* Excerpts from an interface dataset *
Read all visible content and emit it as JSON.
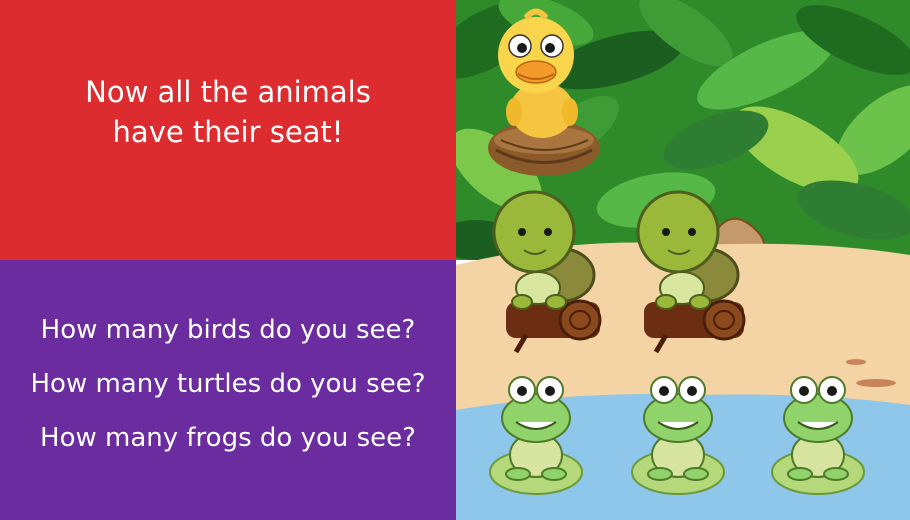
{
  "slide": {
    "headline": "Now all the animals have their seat!",
    "questions": [
      "How many birds do you see?",
      "How many turtles do you see?",
      "How many frogs do you see?"
    ]
  },
  "colors": {
    "top_panel": "#dd2c2f",
    "bottom_panel": "#6b2c9f",
    "text": "#ffffff",
    "jungle": "#2f8a2a",
    "sand": "#f4d3a4",
    "water": "#8ec7ea",
    "log": "#6b2e12"
  },
  "scene": {
    "birds": 1,
    "turtles": 2,
    "frogs": 3
  }
}
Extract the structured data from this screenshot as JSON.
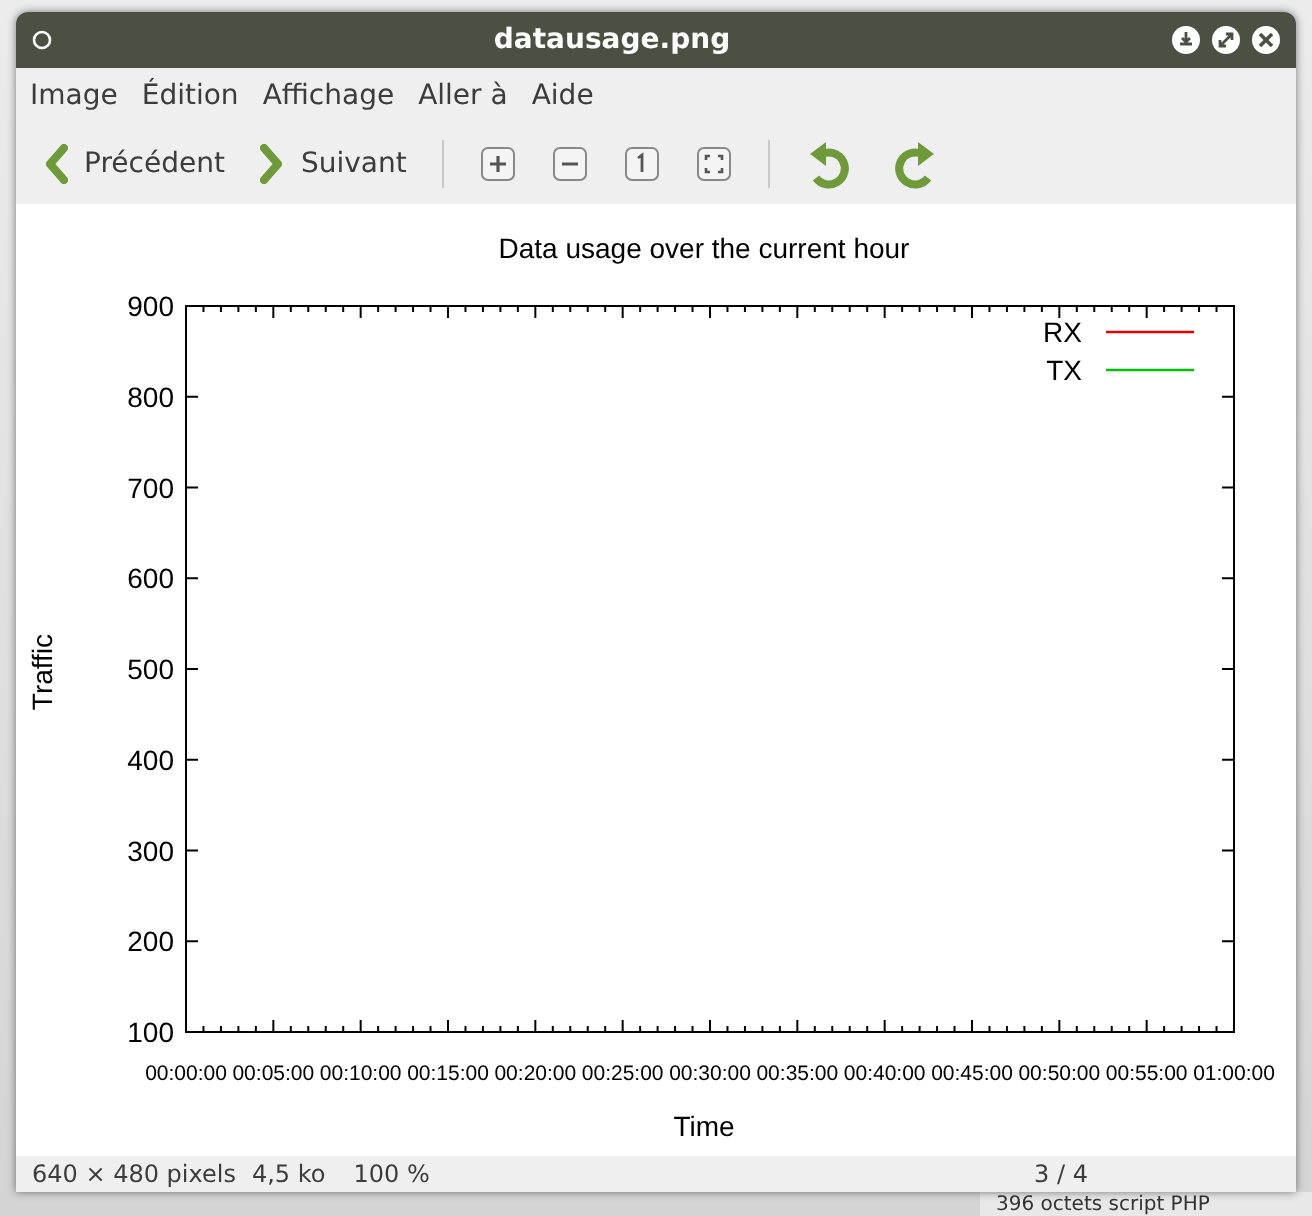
{
  "window": {
    "title": "datausage.png"
  },
  "menu": [
    "Image",
    "Édition",
    "Affichage",
    "Aller à",
    "Aide"
  ],
  "toolbar": {
    "navigation": [
      {
        "label": "Précédent"
      },
      {
        "label": "Suivant"
      }
    ]
  },
  "image": {
    "chart_data": {
      "type": "line",
      "title": "Data usage over the current hour",
      "xlabel": "Time",
      "ylabel": "Traffic",
      "x": [
        "00:00:00",
        "00:05:00",
        "00:10:00",
        "00:15:00",
        "00:20:00",
        "00:25:00",
        "00:30:00",
        "00:35:00",
        "00:40:00",
        "00:45:00",
        "00:50:00",
        "00:55:00",
        "01:00:00"
      ],
      "series": [
        {
          "name": "RX",
          "color": "#e00000",
          "values": [
            null,
            null,
            null,
            null,
            null,
            null,
            null,
            null,
            null,
            null,
            null,
            null,
            null
          ]
        },
        {
          "name": "TX",
          "color": "#00c000",
          "values": [
            null,
            null,
            null,
            null,
            null,
            null,
            null,
            null,
            null,
            null,
            null,
            null,
            null
          ]
        }
      ],
      "ylim": [
        100,
        900
      ],
      "yticks": [
        100,
        200,
        300,
        400,
        500,
        600,
        700,
        800,
        900
      ]
    }
  },
  "status_bar": {
    "dimensions": "640 × 480 pixels",
    "size": "4,5 ko",
    "zoom": "100 %",
    "position": "3 / 4"
  },
  "background": {
    "text": "396 octets  script PHP"
  }
}
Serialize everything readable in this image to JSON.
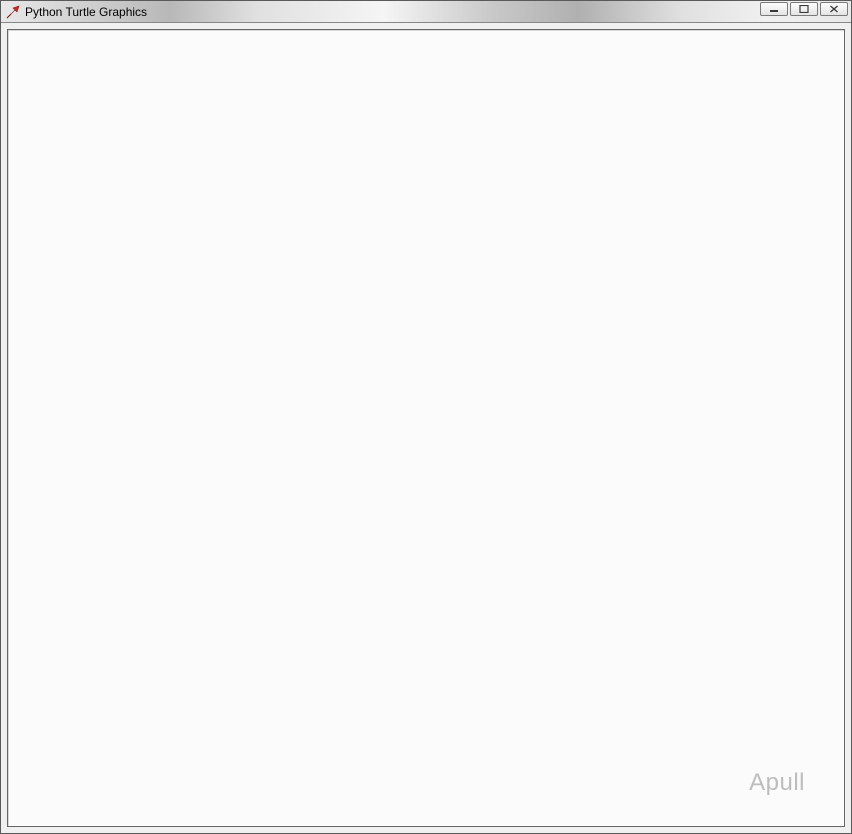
{
  "window": {
    "title": "Python Turtle Graphics"
  },
  "controls": {
    "minimize": "minimize",
    "maximize": "maximize",
    "close": "close"
  },
  "canvas": {
    "watermark": "Apull"
  }
}
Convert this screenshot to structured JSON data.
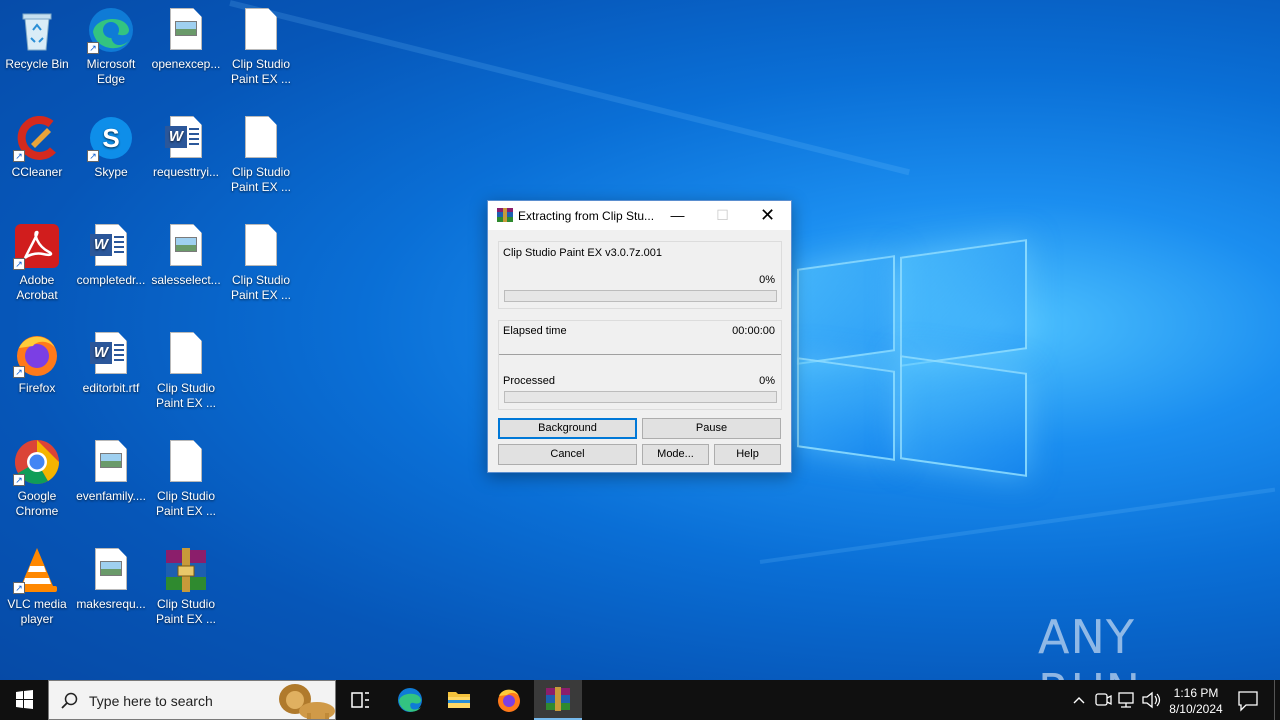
{
  "desktop": {
    "icons": [
      {
        "label": "Recycle Bin"
      },
      {
        "label": "Microsoft Edge"
      },
      {
        "label": "openexcep..."
      },
      {
        "label": "Clip Studio Paint EX ..."
      },
      {
        "label": "CCleaner"
      },
      {
        "label": "Skype"
      },
      {
        "label": "requesttryi..."
      },
      {
        "label": "Clip Studio Paint EX ..."
      },
      {
        "label": "Adobe Acrobat"
      },
      {
        "label": "completedr..."
      },
      {
        "label": "salesselect..."
      },
      {
        "label": "Clip Studio Paint EX ..."
      },
      {
        "label": "Firefox"
      },
      {
        "label": "editorbit.rtf"
      },
      {
        "label": "Clip Studio Paint EX ..."
      },
      {
        "label": "Google Chrome"
      },
      {
        "label": "evenfamily...."
      },
      {
        "label": "Clip Studio Paint EX ..."
      },
      {
        "label": "VLC media player"
      },
      {
        "label": "makesrequ..."
      },
      {
        "label": "Clip Studio Paint EX ..."
      }
    ]
  },
  "dialog": {
    "title": "Extracting from Clip Stu...",
    "archive_name": "Clip Studio Paint EX v3.0.7z.001",
    "file_percent": "0%",
    "elapsed_label": "Elapsed time",
    "elapsed_value": "00:00:00",
    "processed_label": "Processed",
    "processed_percent": "0%",
    "file_progress": 0,
    "processed_progress": 0,
    "buttons": {
      "background": "Background",
      "pause": "Pause",
      "cancel": "Cancel",
      "mode": "Mode...",
      "help": "Help"
    }
  },
  "taskbar": {
    "search_placeholder": "Type here to search",
    "time": "1:16 PM",
    "date": "8/10/2024"
  },
  "watermark": "ANY RUN"
}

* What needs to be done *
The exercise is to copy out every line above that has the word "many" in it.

* Result for this task *
      "How many birds do you see?",
      "How many turtles do you see?",
      "How many frogs do you see?"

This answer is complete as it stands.